Author Profile
Yoav Ben Dor
Hebrew University of Jerusalem
Author Profile
Guido Pastore
Department of Earth and Environmental Sciences, University of Milano-Bicocca
Author Profile
Thuto Mokatze
Institute of Earth Surface Dynamics, University of Lausanne
Author Profile
Charlotte Prud'homme
centre de Recherches Pétrographiques et Géochimiques, Université de Lorraine, CNRS, 54500 Vandœuvre-lès-Nancy, France
Author Profile
Laëtitia Léanni
Author Profile
Georgina King
U Lausanne
Author Profile
Eric Verrecchia
University of Lausanne
Author Profile


The Kalahari Basin in southern Africa, shaped by subsidence and epeirogeny, features the Okavango Rift Zone (ORZ) as a significant structural element characterized by diffused extensional deformation forming a prominent depocenter. This study elucidates the Pleistocene landscape evolution of the ORZ by examining the chronology of sediment formation and filling this incipient rift and its surroundings.
Modeling of cosmogenic nuclide concentrations in surficial eolian sand from distinct structural blocks around the ORZ provides insights into sand’s residence time on the surface. Sand formation occurred from ~2.2 to 1.1 Ma, coinciding with regional tectonic events. Notably, provenance analyses of sand within ORZ’s lowermost block where large alluvial fans are found indicate different source rocks and depositional environments than those of the more elevated eolian sand. This suggests that the major phase of rift subsidence and the following incision of alluvial systems into the rift occurred after eolian dune formation. Luminescence dating reveals that deposition in alluvial fan settings in the incised landscape began not later than ~250 ka, and that a lacustrine environment existed since at least ~140 ka.
The established chronological framework constrains the geomorphological effects of the different tectono-climatic forces that shaped this nascent rifting area. It highlights two pronounced stages of landscape development, with the most recent major deformation event in the evolving rift probably occurring during the middle Pleistocene transition (1.2-0.75 Ma). This event is reflected as a striking change in the depositional environments due to the configurational changes accompanying rift progression.
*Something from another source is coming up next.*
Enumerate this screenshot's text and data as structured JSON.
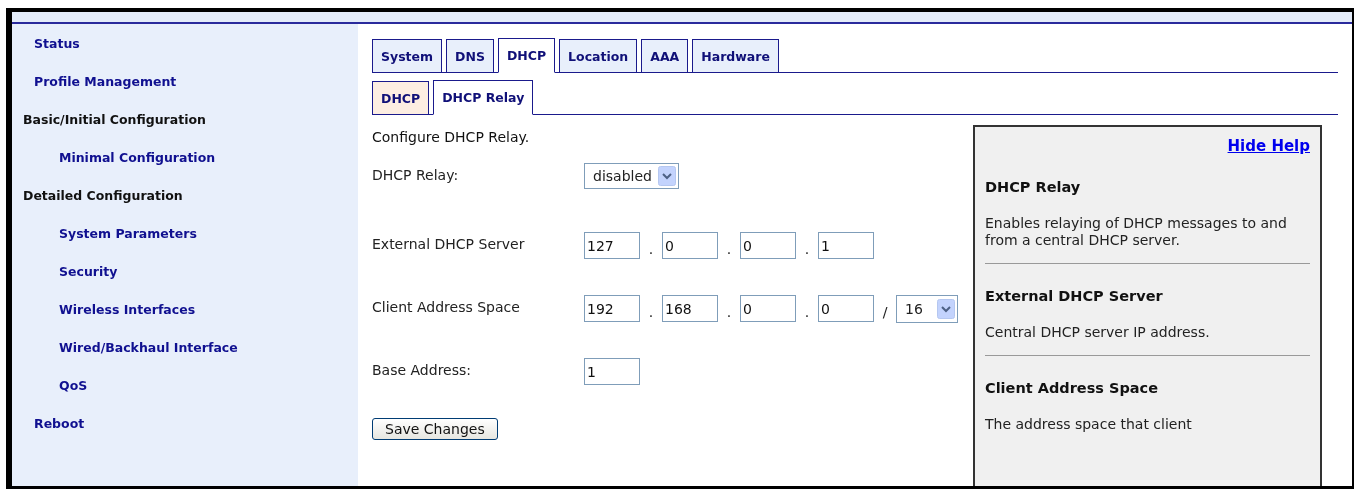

12 Dec 2023Submitted to ESS Open Archive
27 Dec 2023Published in ESS Open Archive